Stress, baby, it’ll kill you. Jog, yoga, go to the gym – do something. Every day. Even when you don’t want to. Exercise will provide two immediate benefits. First, you’ll burn off stress. Second, you’ll have a chance to clear your mind.
e. One Day Off
You can be tempted to spend weekends catching up on law school tasks you missed the previous week. Welcome to the life of a law student. However, you risk burning out something fierce if you don’t take a break. Taking one day off each week can help you relax and recharge mentally. If you are in a relationship, spending the day with your partner is an excellent way to keep the relationship from falling apart.

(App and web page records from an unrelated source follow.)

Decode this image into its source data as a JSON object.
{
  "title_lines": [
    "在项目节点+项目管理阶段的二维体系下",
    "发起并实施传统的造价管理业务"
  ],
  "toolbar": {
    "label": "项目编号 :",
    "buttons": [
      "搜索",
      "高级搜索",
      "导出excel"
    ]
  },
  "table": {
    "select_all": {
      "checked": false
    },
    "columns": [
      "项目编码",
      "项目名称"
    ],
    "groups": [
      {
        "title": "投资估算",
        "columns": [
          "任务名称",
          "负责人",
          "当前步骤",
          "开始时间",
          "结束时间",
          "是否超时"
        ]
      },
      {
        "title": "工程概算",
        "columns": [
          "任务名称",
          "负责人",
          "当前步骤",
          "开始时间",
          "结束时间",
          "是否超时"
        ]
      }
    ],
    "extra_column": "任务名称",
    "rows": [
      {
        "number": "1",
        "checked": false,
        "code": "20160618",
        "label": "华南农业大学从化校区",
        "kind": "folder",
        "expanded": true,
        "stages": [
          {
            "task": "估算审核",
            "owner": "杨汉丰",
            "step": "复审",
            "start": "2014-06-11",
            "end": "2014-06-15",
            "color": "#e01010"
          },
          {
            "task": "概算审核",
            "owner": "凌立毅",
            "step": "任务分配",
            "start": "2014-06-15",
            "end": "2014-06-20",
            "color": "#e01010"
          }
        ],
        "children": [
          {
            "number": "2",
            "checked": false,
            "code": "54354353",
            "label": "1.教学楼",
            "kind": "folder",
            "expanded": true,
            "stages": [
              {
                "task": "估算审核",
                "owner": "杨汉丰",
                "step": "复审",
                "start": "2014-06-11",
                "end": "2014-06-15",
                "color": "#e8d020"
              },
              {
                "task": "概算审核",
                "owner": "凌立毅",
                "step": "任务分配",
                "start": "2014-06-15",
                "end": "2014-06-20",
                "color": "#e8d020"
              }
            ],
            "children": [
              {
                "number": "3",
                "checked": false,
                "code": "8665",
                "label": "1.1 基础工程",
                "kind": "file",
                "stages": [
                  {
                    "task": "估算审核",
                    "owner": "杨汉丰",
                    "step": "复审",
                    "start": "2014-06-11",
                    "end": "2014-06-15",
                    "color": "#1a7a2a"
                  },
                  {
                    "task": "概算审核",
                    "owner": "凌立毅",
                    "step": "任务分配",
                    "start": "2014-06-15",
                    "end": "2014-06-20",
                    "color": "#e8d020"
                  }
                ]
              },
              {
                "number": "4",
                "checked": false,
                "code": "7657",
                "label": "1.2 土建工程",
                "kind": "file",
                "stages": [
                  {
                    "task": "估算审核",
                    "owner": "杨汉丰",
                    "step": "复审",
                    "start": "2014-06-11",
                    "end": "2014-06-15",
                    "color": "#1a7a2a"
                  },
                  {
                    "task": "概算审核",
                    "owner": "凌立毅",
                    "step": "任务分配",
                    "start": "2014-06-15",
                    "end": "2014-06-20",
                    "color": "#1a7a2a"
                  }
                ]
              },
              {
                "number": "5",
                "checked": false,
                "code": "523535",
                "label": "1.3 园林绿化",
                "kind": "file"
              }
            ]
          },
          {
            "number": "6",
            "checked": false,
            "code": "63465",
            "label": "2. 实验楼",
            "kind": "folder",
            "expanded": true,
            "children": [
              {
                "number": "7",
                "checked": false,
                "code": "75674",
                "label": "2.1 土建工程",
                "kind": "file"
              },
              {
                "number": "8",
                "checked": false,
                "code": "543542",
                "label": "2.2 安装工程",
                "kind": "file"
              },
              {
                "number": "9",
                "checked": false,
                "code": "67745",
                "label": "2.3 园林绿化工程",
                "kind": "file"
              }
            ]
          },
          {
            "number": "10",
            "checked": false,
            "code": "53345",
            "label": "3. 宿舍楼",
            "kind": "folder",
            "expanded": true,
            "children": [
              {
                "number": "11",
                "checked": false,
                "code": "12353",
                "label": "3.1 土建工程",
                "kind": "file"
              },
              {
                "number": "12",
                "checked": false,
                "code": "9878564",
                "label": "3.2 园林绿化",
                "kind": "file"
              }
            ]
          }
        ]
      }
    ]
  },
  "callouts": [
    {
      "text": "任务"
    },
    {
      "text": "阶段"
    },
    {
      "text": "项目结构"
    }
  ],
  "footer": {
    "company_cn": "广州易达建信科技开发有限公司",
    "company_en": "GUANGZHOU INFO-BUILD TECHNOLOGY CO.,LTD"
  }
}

Find enlightenment, my child! I must admit that I’m not a person who goes in for such things, but meditation is popular with lawyers and law students alike. While discovering enlightenment would be groovy, most lawyers and law students use it as a chance to…stop. Life can be so busy that just stopping can be surprisingly rejuvenating.
You come home, get situated, and meditate for 30 minutes. The goal is to stop doing anything – just pause. By giving your mind a break, you essentially reset mentally and lower your stress and anxiety levels. Even if you think meditation is a goofy concept, I encourage you to give it a try. It helped me get through hyper-intense periods in my life many times. You can find plenty of videos on YouTube for beginners. Here’s one.
g. Go To Court
As a normal human being, there are going to be periods where law school is tough. You will go through stretches where your self-confidence isn’t optimal. Nothing will raise your spirits more than a trip to the local courthouse. Pop in and out of the trials. You should start feeling better about yourself reasonably quickly. While there are many excellent lawyers in our profession, there are also many awful ones.
I was once the second chair in a medical malpractice defense case where the judge had to declare a mistrial during plaintiff counsel’s opening argument. Why? The lawyer told the jury to ignore the law and ask themselves how God would decide the case. Trust me, you will not learn that nugget in law school.
In another case, my opposing counsel attempted to argue that his male client should be awarded damages because he could no longer have sexual relations due to the tortious actions of my client. The claim was rather odd considering the case involved a situation where the plaintiff was working in a 20-inch trough my client had excavated. One “wall” collapsed causing the plaintiff to roll his ankle and break it. Either the plaintiff was lying about his sexual issues, or he was exceptionally well endowed. The jury decided he was lying.
How Hard Is Law School?
Law school is a challenge. Don’t let anyone tell you it is a breeze. However, you can get through it. If your LSAT scores are high enough to get you into school, then you are smart enough to graduate. You just need to be disciplined, work hard, and manage stress.
If I did it, you can as well.